A company that is offering or executing a hostile takeover. If a firm makes an offer to shareholders to acquire a publicly-traded company after the board of directors refused, or if it bypasses the board completely, one refers to the acquiring firm as a shark. This is a derogatory term, and so one might expect the board, management, or even employees, to use it more than shareholders. See also: Shark repellent.

shark

An investor or firm that is hostile to the target firm's management and that is interested in taking over the firm.
References in classic literature ?
asked the pirate, looking down sideways at the big shark who was smelling his leg under the water.
Then the Doctor turned to the big shark, and waving his hand he said,
She breathed a prayer to her shark god, slipped over the side, and began to swim.
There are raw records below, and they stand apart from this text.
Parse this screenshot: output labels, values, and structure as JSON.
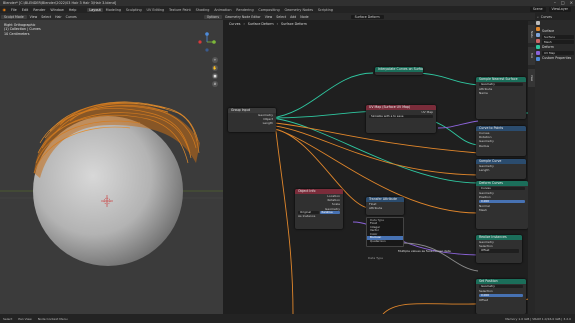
{
  "window": {
    "title": "Blender* [C:\\BLENDER\\Blender\\2022\\03 Hair 3 Hair 3\\Hair 3.blend]"
  },
  "menu": {
    "items": [
      "File",
      "Edit",
      "Render",
      "Window",
      "Help"
    ],
    "tabs": [
      "Layout",
      "Modeling",
      "Sculpting",
      "UV Editing",
      "Texture Paint",
      "Shading",
      "Animation",
      "Rendering",
      "Compositing",
      "Geometry Nodes",
      "Scripting"
    ],
    "active_tab": "Layout",
    "scene": "Scene",
    "view_layer": "ViewLayer"
  },
  "viewport": {
    "mode": "Sculpt Mode",
    "menus": [
      "View",
      "Select",
      "Hair",
      "Curves"
    ],
    "view_name": "Right Orthographic",
    "collection": "(1) Collection | Curves",
    "distance": "10 Centimeters",
    "options": "Options"
  },
  "node_editor": {
    "header_items": [
      "Geometry Node Editor",
      "View",
      "Select",
      "Add",
      "Node"
    ],
    "node_group": "Surface Deform",
    "breadcrumb": [
      "Curves",
      "Surface Deform",
      "Surface Deform"
    ],
    "nodes": {
      "group_input": {
        "title": "Group Input",
        "outputs": [
          "Geometry",
          "Object",
          "Length"
        ]
      },
      "uv_map": {
        "title": "UV Map (Surface UV Map)",
        "label": "UV Map",
        "field": "Sinkable with a to save"
      },
      "capture_top": {
        "title": "Interpolate Curves on Surface"
      },
      "sample_surface": {
        "title": "Sample Nearest Surface",
        "rows": [
          "Geometry",
          "Attribute",
          "Name"
        ]
      },
      "object_info": {
        "title": "Object Info",
        "rows": [
          "Location",
          "Rotation",
          "Scale",
          "Geometry"
        ],
        "buttons": [
          "Original",
          "Relative"
        ],
        "checkbox": "As Instance"
      },
      "transfer": {
        "title": "Transfer Attribute",
        "rows": [
          "Float",
          "Attribute",
          "Vector"
        ]
      },
      "curve_a": {
        "title": "Curve to Points",
        "rows": [
          "Curves",
          "Rotation",
          "Geometry",
          "Radius"
        ]
      },
      "curve_b": {
        "title": "Sample Curve",
        "rows": [
          "Geometry",
          "Length",
          "Count"
        ]
      },
      "deform": {
        "title": "Deform Curves",
        "rows": [
          "Curves",
          "Geometry",
          "Position",
          "Normal",
          "Mesh"
        ],
        "value": "0.000"
      },
      "bottom": {
        "title": "Set Position",
        "rows": [
          "Geometry",
          "Selection",
          "Position",
          "Offset"
        ],
        "value": "0.000"
      },
      "realize": {
        "title": "Realize Instances",
        "rows": [
          "Geometry",
          "Selection",
          "Offset",
          "Value"
        ]
      }
    },
    "dropdown": {
      "header": "Data Type",
      "items": [
        "Float",
        "Integer",
        "Vector",
        "Color",
        "Boolean",
        "Quaternion"
      ],
      "selected": "Boolean"
    },
    "tooltip": "Multiple values as face-corner data",
    "tooltip_sub": "Data Type"
  },
  "properties": {
    "object": "Curves",
    "sections": [
      "Surface",
      "Deform",
      "UV Map"
    ],
    "fields": [
      "Surface",
      "Mesh",
      "Custom Properties"
    ]
  },
  "status": {
    "left": [
      "Select",
      "Pan View",
      "Node Context Menu"
    ],
    "right": "Memory 1.0 GiB | VRAM 1.0/16.0 GiB | 3.2.0"
  },
  "colors": {
    "hair": "#e58d2a",
    "wire_green": "#2fc7a0",
    "wire_orange": "#e0862b",
    "wire_purple": "#8c63d9",
    "wire_grey": "#8a8a8a"
  }
}
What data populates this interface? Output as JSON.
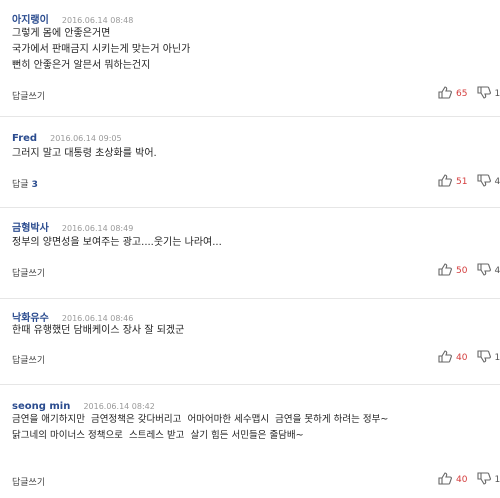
{
  "comments": [
    {
      "author": "아지랭이",
      "date": "2016.06.14 08:48",
      "lines": [
        "그렇게 몸에 안좋은거면",
        "국가에서 판매금지 시키는게 맞는거 아닌가",
        "뻔히 안좋은거 알믄서 뭐하는건지"
      ],
      "reply": "답글쓰기",
      "reply_count": "",
      "likes": "65",
      "dislikes": "1"
    },
    {
      "author": "Fred",
      "date": "2016.06.14 09:05",
      "lines": [
        "그러지 말고 대통령 초상화를 박어."
      ],
      "reply": "답글",
      "reply_count": "3",
      "likes": "51",
      "dislikes": "4"
    },
    {
      "author": "금형박사",
      "date": "2016.06.14 08:49",
      "lines": [
        "정부의 양면성을 보여주는 광고....웃기는 나라여..."
      ],
      "reply": "답글쓰기",
      "reply_count": "",
      "likes": "50",
      "dislikes": "4"
    },
    {
      "author": "낙화유수",
      "date": "2016.06.14 08:46",
      "lines": [
        "한때 유행했던 담배케이스 장사 잘 되겠군"
      ],
      "reply": "답글쓰기",
      "reply_count": "",
      "likes": "40",
      "dislikes": "1"
    },
    {
      "author": "seong min",
      "date": "2016.06.14 08:42",
      "lines": [
        "금연을 애기하지만  금연정책은 갖다버리고  어마어마한 세수맵시  금연을 못하게 하려는 정부~",
        "",
        "닭그네의 마이너스 정책으로  스트레스 받고  살기 힘든 서민들은 줄담배~"
      ],
      "reply": "답글쓰기",
      "reply_count": "",
      "likes": "40",
      "dislikes": "1"
    }
  ]
}
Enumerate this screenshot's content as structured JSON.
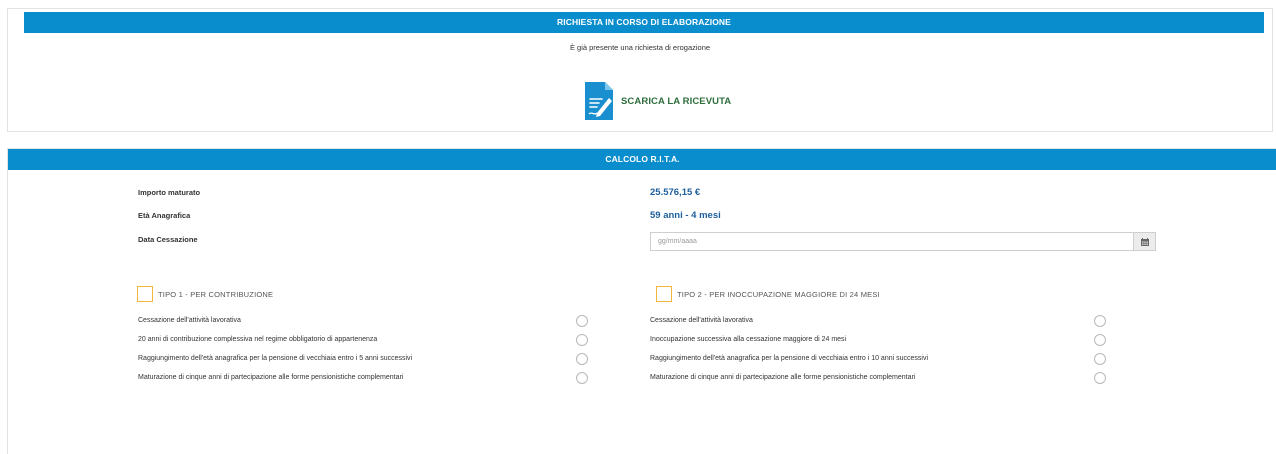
{
  "request_panel": {
    "title": "RICHIESTA IN CORSO DI ELABORAZIONE",
    "message": "È già presente una richiesta di erogazione",
    "download_label": "SCARICA LA RICEVUTA",
    "download_icon": "document-signature-icon"
  },
  "calc_panel": {
    "title": "CALCOLO R.I.T.A.",
    "fields": [
      {
        "label": "Importo maturato",
        "value": "25.576,15 €"
      },
      {
        "label": "Età Anagrafica",
        "value": "59 anni - 4 mesi"
      }
    ],
    "date_field": {
      "label": "Data Cessazione",
      "placeholder": "gg/mm/aaaa",
      "icon": "calendar-icon"
    },
    "tipo1": {
      "label": "TIPO 1 - PER CONTRIBUZIONE",
      "conditions": [
        "Cessazione dell'attività lavorativa",
        "20 anni di contribuzione complessiva nel regime obbligatorio di appartenenza",
        "Raggiungimento dell'età anagrafica per la pensione di vecchiaia entro i 5 anni successivi",
        "Maturazione di cinque anni di partecipazione alle forme pensionistiche complementari"
      ]
    },
    "tipo2": {
      "label": "TIPO 2 - PER INOCCUPAZIONE MAGGIORE DI 24 MESI",
      "conditions": [
        "Cessazione dell'attività lavorativa",
        "Inoccupazione successiva alla cessazione maggiore di 24 mesi",
        "Raggiungimento dell'età anagrafica per la pensione di vecchiaia entro i 10 anni successivi",
        "Maturazione di cinque anni di partecipazione alle forme pensionistiche complementari"
      ]
    }
  },
  "colors": {
    "header_blue": "#0a8dcc",
    "value_blue": "#1d5f9c",
    "download_green": "#2e6e3b",
    "checkbox_orange": "#f4b73b"
  }
}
A half hour went by, and the shark began to grow bolder.
I wouldn't throw a sick cat overside with a shark around.
Don't tell me it is necessary for a shark to turn on its back.
Knowing fully the peril of my act, I thrust the blunt-sharp end of my squid-stick into the side of the shark, much as one would attract a passing acquaintance with a thumb-nudge in the ribs.
The shark dropped back into the sea, helpless, yet with its full strength, doomed--to lingering starvation--a living death less meet for it than for the man who devised the punishment.
They might well have been considered winged sharks, so striking was their resemblance to those ferocious rangers of the deep.
But sharks were sharks, and he had known of more than one good swimmer drowned in a tide-rip.
But the sharks and sharks of various orders and degrees, he concluded, were on the surface.
He had his choice, based on bitter experience, between three days' debauch among the sharks and harpies of the Barbary Coast and a whole winter of wholesome enjoyment and sociability, and there wasn't any doubt of the way he was going to choose.